The National Oceanic and Atmospheric Administration launched a new public site Monday, June 14, that allows visitors to monitor the Gulf oil spill. GeoPlatform.gov, constructed much like Google Earth, gives access to the same information used by recovery officials, including an interactive tracking map, seafloor maps, offshore and near-shore weather forecasts, satellite, radar and aerial imagery and live AIS reports for ships in the Gulf.
Created in cooperation with University of New Hampshire’s Coastal Response Research Center, the interactive map pulls information automatically from a variety of Web resources and then displays that information at the correct location on a map.
Additional contributors to the site include ESRI Inc., which has developed a social network map of the Gulf oil spill that integrates with Twitter and YouTube feeds. Google provides multiple data layers to track the slick, including overlays of satellite and data images of the placement of booms to contain the oil.

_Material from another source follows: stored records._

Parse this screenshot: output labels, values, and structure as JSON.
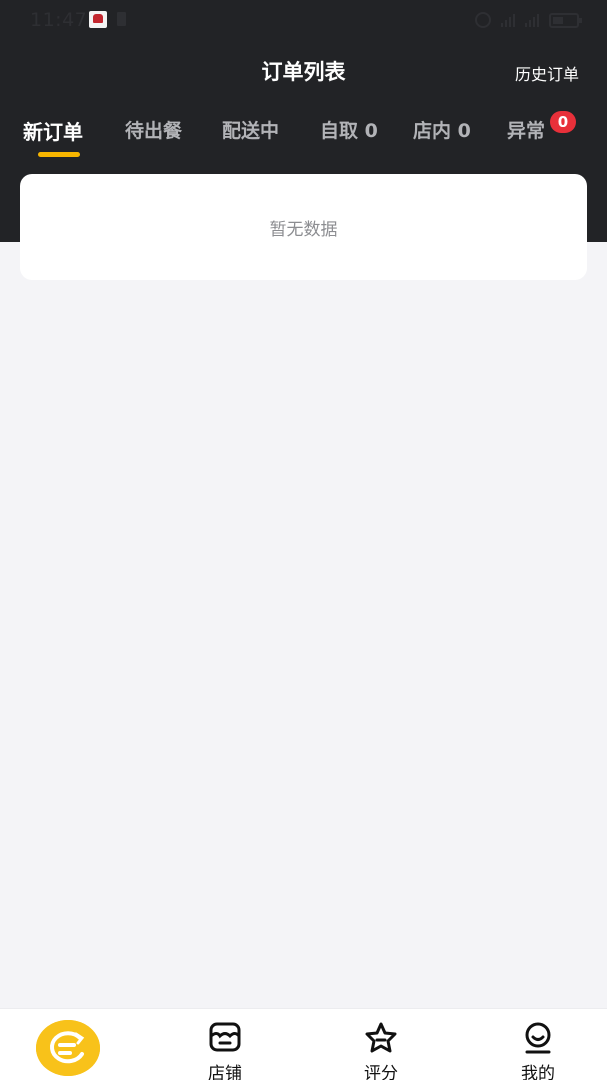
{
  "status_bar": {
    "time": "11:47",
    "icons": [
      "app-notification-icon",
      "sim-icon",
      "alarm-icon",
      "signal-icon",
      "signal-icon",
      "battery-icon"
    ],
    "network_labels": [
      "4G",
      "4G"
    ]
  },
  "nav": {
    "title": "订单列表",
    "history_label": "历史订单"
  },
  "tabs": [
    {
      "label": "新订单",
      "active": true
    },
    {
      "label": "待出餐"
    },
    {
      "label": "配送中"
    },
    {
      "label": "自取 0"
    },
    {
      "label": "店内 0"
    },
    {
      "label": "异常",
      "badge": "0"
    }
  ],
  "content": {
    "empty_text": "暂无数据"
  },
  "bottom_bar": {
    "items": [
      {
        "label": "",
        "icon": "orders-icon",
        "active": true
      },
      {
        "label": "店铺",
        "icon": "store-icon"
      },
      {
        "label": "评分",
        "icon": "star-icon"
      },
      {
        "label": "我的",
        "icon": "profile-icon"
      }
    ]
  },
  "colors": {
    "header_bg": "#222326",
    "accent": "#f7b500",
    "badge": "#e8303a",
    "page_bg": "#f4f4f7"
  }
}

BP announced that it plans to send more vessels to the spill with a goal to triple their capacity to capture oil by the end of this month, and recover as much as 80,000 barrels by mid-July.